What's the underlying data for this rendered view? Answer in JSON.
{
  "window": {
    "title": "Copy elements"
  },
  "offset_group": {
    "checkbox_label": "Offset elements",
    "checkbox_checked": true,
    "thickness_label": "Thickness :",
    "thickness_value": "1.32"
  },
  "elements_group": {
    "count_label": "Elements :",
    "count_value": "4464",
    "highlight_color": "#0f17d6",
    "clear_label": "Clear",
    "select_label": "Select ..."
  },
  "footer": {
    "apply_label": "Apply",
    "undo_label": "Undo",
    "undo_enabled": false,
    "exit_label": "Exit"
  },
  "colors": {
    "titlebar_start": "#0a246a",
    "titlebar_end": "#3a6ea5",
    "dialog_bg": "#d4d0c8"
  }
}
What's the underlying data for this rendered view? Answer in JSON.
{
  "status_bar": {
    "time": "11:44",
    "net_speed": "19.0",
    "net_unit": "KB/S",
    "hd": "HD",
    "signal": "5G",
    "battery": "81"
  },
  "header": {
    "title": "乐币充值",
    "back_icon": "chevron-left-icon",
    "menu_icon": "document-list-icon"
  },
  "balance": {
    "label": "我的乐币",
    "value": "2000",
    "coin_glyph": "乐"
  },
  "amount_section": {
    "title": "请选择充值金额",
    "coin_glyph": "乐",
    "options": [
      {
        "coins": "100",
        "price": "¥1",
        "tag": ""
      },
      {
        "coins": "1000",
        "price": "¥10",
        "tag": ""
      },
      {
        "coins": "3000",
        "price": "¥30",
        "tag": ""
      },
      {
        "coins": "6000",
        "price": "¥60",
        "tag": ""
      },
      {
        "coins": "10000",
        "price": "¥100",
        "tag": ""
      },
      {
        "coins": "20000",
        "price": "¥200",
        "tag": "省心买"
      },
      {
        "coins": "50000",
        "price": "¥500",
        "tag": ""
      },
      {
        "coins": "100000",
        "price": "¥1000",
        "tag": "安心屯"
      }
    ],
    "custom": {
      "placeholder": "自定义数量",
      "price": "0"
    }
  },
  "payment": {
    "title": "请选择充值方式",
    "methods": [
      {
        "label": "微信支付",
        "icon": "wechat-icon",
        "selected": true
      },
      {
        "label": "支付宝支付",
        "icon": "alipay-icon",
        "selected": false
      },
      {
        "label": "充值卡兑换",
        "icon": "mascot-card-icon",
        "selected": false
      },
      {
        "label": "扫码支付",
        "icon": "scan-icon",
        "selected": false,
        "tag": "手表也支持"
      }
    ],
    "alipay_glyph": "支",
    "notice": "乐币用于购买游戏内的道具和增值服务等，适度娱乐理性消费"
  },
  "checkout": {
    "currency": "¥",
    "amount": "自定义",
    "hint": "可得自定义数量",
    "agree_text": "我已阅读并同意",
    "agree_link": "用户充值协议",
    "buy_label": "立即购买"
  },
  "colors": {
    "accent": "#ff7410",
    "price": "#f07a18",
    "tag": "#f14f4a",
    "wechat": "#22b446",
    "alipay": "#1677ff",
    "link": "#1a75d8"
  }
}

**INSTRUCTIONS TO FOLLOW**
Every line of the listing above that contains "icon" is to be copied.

**EXERCISE SOLUTION**
    "back_icon": "chevron-left-icon",
    "menu_icon": "document-list-icon"
        "icon": "wechat-icon",
        "icon": "alipay-icon",
        "icon": "mascot-card-icon",
        "icon": "scan-icon",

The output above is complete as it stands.